Purpose: To organize the properties of safety culture addressed by many studies and to develop a conceptual culture of safety model.
Design and methods: A comprehensive review of the culture of safety literature within the U.S. hospital setting. The review was a qualitative meta-analysis from which we generated a conceptual culture of safety framework and developed a typology of the safety culture literature.
Findings: Seven subcultures of patient safety culture were identified: (a) leadership, (b) teamwork, (c) evidence-based, (d) communication, (e) learning, (f) just, and (g) patient-centered.
Conclusions: Safety culture is a complex phenomenon that is not clearly understood by hospital leaders, thus making it difficult to operationalize. We found senior leadership accountability key to an organization-wide culture of safety.
Clinical relevance: Hospital leaders are increasingly pressured by federal, state, regulatory, and consumer groups to demonstrate an organizational safety culture that assures patients are safe from medical error.
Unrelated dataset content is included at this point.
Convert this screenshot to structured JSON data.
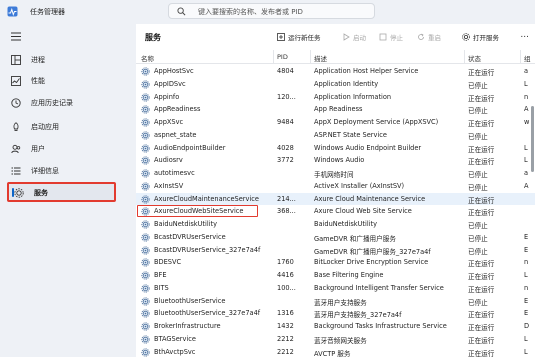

This article defines a safety culture framework that may support hospital leadership answer the question "what is a patient safety culture?"